The situation inside the Palestinian refugee camp Ain el-Hilweh in Saida/Sidon remains tense, following two recent assassination attempts on bodyguards of local Palestinian Liberation Organization leaders and subsequent infighting between Palestinian factions. Two bodyguards of the leader of the Palestinian Armed Struggle, Colonel Mahmoud Issa, were killed on 14 and 18 December as a result of those attempts.
The situation in Syria remains a source of deep and growing concern for the United Nations. On 12 December, High Commissioner for Human Rights Navanethem Pillay briefed the Council on the continued widespread violations of human rights in Syria, after which the Secretary-General transmitted the report of the Independent International Commission of Inquiry on Syria to the Council. In recent days, popular protests have continued to be met with violent repression, resulting in numerous deaths, injuries and detentions. Instances of armed confrontation between the Government forces and the opposition have also increased. We have growing concerns about the humanitarian impact of the crisis on civilians inside Syria.
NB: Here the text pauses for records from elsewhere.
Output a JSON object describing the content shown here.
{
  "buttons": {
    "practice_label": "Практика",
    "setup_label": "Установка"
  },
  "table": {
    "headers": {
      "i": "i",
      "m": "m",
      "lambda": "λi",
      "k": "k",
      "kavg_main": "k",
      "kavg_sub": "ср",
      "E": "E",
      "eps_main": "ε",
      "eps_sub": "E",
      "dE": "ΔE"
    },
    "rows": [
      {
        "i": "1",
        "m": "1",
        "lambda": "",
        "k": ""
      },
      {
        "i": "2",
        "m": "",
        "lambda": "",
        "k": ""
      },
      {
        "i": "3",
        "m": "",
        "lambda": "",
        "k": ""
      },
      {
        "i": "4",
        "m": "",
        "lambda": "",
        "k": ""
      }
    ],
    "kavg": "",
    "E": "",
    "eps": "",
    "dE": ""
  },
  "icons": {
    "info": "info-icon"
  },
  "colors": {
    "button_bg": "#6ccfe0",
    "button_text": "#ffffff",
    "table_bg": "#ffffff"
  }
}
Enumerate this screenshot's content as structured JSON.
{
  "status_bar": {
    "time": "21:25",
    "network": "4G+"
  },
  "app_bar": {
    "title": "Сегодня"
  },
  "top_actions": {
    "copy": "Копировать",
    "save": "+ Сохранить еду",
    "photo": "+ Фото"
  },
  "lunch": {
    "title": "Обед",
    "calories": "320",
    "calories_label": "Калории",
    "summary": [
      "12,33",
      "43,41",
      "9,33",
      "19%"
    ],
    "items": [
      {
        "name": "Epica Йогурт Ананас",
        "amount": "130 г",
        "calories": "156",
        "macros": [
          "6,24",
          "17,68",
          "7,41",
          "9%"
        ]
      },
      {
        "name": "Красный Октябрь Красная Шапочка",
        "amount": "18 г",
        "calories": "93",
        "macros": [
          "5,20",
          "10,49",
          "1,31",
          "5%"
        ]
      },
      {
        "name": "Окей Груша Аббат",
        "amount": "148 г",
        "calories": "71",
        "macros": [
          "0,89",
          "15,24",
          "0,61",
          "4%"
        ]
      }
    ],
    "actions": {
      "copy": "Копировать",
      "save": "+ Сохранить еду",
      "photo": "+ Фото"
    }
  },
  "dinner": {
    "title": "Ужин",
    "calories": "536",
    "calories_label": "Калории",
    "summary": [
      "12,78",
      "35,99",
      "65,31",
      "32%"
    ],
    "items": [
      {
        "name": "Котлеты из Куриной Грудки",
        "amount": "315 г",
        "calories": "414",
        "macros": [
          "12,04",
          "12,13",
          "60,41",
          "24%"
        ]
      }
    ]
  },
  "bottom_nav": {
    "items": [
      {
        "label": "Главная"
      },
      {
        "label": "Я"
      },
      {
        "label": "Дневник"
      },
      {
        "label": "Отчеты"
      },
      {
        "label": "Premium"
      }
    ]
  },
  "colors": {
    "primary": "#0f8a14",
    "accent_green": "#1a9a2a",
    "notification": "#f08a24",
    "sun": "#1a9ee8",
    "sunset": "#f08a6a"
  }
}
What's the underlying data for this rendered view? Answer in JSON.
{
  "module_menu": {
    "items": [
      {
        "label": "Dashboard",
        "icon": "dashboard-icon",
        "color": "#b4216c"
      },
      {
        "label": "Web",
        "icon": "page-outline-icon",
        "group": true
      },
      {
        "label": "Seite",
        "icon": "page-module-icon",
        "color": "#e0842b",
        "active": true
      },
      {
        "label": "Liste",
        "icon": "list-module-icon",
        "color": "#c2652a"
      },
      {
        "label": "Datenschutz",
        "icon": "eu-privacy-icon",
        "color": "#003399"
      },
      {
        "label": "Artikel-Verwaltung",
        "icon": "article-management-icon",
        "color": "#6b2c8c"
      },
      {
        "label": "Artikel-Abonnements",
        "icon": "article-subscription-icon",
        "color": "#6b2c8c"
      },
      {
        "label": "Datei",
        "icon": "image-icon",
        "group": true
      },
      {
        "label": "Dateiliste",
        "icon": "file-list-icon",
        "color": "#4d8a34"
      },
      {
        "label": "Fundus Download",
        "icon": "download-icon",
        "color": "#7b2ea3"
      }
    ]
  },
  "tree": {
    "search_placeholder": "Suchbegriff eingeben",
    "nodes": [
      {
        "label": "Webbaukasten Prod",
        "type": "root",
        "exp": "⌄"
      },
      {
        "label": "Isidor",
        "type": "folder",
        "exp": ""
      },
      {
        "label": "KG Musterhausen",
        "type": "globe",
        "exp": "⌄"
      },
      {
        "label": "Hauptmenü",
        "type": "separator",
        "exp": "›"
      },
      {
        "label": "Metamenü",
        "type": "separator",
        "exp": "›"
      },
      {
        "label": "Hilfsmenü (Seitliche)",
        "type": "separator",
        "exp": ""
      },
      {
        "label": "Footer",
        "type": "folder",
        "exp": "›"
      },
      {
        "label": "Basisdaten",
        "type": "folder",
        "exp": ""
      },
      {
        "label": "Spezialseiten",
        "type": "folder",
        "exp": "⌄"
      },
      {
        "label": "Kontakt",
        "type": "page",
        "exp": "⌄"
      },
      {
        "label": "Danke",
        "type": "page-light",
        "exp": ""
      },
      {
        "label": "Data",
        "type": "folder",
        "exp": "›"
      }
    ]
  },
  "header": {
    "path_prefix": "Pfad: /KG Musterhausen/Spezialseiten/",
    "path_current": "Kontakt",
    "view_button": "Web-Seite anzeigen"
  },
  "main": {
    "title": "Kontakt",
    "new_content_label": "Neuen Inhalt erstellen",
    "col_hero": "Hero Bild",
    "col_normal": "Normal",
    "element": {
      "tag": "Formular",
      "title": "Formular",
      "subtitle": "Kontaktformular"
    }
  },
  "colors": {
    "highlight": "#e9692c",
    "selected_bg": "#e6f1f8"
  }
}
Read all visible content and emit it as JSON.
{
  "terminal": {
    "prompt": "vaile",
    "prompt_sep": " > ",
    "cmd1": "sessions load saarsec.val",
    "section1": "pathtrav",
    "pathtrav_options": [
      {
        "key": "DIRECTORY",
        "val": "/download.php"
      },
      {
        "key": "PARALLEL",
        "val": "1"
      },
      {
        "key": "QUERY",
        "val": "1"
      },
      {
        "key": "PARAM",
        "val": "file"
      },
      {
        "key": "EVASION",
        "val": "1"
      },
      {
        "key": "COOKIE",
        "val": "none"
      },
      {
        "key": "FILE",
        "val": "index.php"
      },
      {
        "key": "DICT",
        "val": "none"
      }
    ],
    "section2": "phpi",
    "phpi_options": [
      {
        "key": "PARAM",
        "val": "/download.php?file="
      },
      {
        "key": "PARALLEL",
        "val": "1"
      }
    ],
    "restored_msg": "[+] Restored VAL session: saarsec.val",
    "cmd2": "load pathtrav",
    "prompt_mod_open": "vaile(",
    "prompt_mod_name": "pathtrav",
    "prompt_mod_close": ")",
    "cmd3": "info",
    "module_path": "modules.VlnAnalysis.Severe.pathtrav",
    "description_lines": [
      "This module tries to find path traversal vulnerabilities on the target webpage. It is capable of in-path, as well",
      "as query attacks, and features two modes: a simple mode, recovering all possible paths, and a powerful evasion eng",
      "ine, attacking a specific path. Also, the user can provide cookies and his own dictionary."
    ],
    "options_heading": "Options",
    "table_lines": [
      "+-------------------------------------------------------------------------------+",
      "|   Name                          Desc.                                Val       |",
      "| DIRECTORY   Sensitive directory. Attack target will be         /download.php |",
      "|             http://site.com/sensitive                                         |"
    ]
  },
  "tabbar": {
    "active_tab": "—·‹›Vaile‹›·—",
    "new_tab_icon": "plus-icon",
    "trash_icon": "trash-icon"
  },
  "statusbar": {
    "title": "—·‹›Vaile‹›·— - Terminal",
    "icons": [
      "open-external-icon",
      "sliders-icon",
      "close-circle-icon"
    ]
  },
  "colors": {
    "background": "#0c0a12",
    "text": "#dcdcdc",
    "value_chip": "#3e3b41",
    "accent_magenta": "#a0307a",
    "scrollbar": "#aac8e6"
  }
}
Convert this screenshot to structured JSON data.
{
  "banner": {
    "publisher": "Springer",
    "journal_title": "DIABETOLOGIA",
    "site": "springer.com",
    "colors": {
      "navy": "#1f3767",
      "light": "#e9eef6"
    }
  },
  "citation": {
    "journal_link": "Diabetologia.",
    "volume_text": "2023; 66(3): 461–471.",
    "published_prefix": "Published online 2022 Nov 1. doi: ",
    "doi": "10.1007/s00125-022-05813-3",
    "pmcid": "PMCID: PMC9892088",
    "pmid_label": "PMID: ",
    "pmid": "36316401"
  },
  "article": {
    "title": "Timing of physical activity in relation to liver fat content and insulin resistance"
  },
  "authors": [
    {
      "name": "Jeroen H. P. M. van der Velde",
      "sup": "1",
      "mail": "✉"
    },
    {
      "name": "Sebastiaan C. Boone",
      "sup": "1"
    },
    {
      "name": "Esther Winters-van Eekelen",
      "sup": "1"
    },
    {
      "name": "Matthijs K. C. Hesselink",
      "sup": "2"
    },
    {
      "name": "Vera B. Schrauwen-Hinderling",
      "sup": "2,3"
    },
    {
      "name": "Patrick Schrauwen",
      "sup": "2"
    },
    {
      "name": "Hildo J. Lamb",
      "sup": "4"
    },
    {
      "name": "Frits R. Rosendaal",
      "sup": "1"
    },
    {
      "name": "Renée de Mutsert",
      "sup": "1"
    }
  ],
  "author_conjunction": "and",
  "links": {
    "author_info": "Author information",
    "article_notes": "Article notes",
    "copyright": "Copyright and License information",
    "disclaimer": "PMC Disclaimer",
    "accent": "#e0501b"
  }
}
The League of Arab States has continued its commendable initiative to end the violence and promote a political solution. In that regard, we are encouraged by the signing yesterday in Cairo of a protocol to dispatch monitors from the League of Arab States to Syria, and we continue to hope that the international community will be able to act in a concerted and coherent manner in support of those efforts for a peaceful resolution of the crisis.
The United Nations continues to monitor the influx of displaced Syrian nationals into northern Lebanon. As of 16 December, the Office of the United Nations High Commissioner for Refugees and the Lebanese Government had registered 4,510 displaced persons, up from 3,581 the previous month. The increase is largely due to refugees who had crossed into Lebanon earlier but who registered only recently. The number of wounded individuals admitted to Lebanese health facilities as a result of fighting on the Syrian side of the border has also increased. Turkey and Jordan now host about 8,500 and 2,000 displaced Syrian nationals respectively. The United Nations continues to coordinate closely with those Governments on providing assistance to the displaced persons.
Turning back to the Middle East peace process, let me conclude by reiterating our worry that as the year draws to a close, the situation on the ground is deteriorating and the path towards peace remains dangerously uncertain. We must not allow such negative dynamics to prevail; too much is at stake. Our challenge remains to help the parties overcome them, and I urge them to utilize the opportunity provided by the framework laid out by the Quartet to de-escalate the situation, return to direct talks with serious proposals on borders and security, and stop provocations. The Quartet remains focused on achieving progress in the coming period, and the parties can be assured that the United Nations will continue to play its role in support of their efforts to achieve a just, lasting and comprehensive peace in the Middle East.
The President (spoke in Russian): I now invite Council members to informal consultations to continue our discussion on the subject.